And yet, I like the fact that it's hat, coat and scarf weather again. I like the fact that the streets are quieter and shrouded in thick blankets of fog. I like the fact that Piazza San Marco is no longer a no-go area. I like the fact that there is no longer any reason to wear sandals. Most of all, I like the fact that I can almost forget that I own such a thing as a pair of shorts.

In short, winter suits me. I think these past few weeks may have been my happiest since we arrived.

Caroline, of course, thinks this is completely insane, and that the ability to wander lonely streets on a winter's day, wrapped in seasonally appropriate deep and sombre thoughts, is a poor substitute for being able to lie out in the sun.

Christmas in the UK seems to start around October time and three months of "Be of Good Cheer. By Order" is a little wearing. It's been more low key over here. Nothing really starts until December, and lights and decorations only went up a couple of weeks ago. It feels less commercial (although that might be helped by the fact that we don't have a telly) and less hard work.

Still, this is not the season to be grumpy. Here's the window of a nearby cioccolateria.






We were quite taken by the little Christmas trees, but, as they seemed to start at around the 30 euro mark, we decided we could make do with a photograph.

Legendary wine shop, bar and cicchetteria "Al Bottegon" has its usual tree constructed of wine corks. We've been coming here, on and off, since 2005 and have built up a relationship with the staff to the level where we sometimes get a half-smile. We didn't want to jeopardise this by being so uncool as to take a picture inside the shop, so we made do with one from the bridge outside.



Christmas Eve was a mix of trad British radio (9 Lessons and Carols and The Archers. Can you imagine how old I felt just typing that?) and trad Italian cooking. Our fishmonger explained the traditional Venetian Christmas Eve meal to Caroline - risotto of volpina, followed by roast eel. So that's what we had. Volpina, it seems, is one of the many words the Venetians have for grey mullet, and it makes a very nice risotto indeed - slightly plain, perhaps, but if you're following it up with an eel, then that's all to the good.

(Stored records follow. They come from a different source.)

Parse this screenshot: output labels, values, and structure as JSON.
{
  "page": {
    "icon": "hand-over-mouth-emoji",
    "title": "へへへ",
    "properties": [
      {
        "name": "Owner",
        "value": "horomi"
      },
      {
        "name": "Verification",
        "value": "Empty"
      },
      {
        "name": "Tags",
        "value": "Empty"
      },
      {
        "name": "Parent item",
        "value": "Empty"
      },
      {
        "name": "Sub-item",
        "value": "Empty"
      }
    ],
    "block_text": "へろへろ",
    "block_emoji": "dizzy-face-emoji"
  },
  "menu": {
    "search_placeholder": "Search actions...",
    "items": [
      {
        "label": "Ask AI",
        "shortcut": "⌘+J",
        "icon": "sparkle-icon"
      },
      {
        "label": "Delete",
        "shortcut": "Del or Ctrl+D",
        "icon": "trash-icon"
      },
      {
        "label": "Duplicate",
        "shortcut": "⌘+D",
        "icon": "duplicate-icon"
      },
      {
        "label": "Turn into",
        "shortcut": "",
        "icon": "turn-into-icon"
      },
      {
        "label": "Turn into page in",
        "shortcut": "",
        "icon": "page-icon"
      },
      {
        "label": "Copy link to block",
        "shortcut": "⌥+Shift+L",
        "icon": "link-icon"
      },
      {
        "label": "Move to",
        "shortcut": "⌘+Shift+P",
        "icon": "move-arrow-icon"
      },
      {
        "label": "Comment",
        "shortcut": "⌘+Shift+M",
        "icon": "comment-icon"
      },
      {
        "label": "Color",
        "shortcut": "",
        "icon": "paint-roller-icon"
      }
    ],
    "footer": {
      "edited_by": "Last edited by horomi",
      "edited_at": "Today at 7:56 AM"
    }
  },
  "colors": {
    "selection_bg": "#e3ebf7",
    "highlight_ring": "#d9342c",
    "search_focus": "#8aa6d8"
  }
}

I've never really enjoyed eel all that much before (and the slightly icky method of despatch that Mr Eel undergoes at the hands of the fishmonger doesn't encourage me either), but roasting it in a hot oven for 30 minutes seems to be the way to go - the flesh is meltingly soft, the skin deliciously crispy. 


Christmas dinner is our staple - goose in marmalade by Richard Corrigan, sprouts by Martin Wishart, bread sauce by Simon Hopkinson, red cabbage by Delia Smith, and hours of honest toil and sweat by yours truly. Washed down with a modest bottle of red (a gift from one of my students...yeah, I know, it was just an apple for the teacher in my day), it was worth every minute. And the Doctor Who Christmas Special was the best in years.

So there we have it. Our first Christmas in Venice. Buon Natale everyone.




Tuesday, 18 December 2012

Further dispatches from the blackboard jungle

So this is what our dining room table has become :-


- a repository for Headway, Cutting Edge, New English File, In Company, Business Focus, Practical English Usage, The Practice of English Language Teaching, and the blessed Jim Scrivener's Teaching English Grammar. Books full of phrasal verbs and ten minute filler exercises for those awkward moments when you look at the clock and realise you're going to under-run.

It's a very strange job, you know. This week I've had to prepare : a lesson for teenagers explaining the magic of the traditional English Christmas via the music of Slade; two hours of business material for an honorary consul; and a lesson on the restoration of Jan van Eyck's The Annunciation (the art restorer wanted a lesson with some technical vocab). Yeah, it's certainly the strangest job I've ever had. It's almost certainly the best job I've ever had, as well.

Caroline...well, Caroline, faced every day with an army of bellowing teenagers, might not go as far as that. Still, she came back from a morning's teaching on Friday and happily announced that it had "not been horrible". I almost felt we should crack open a bottle of prosecco!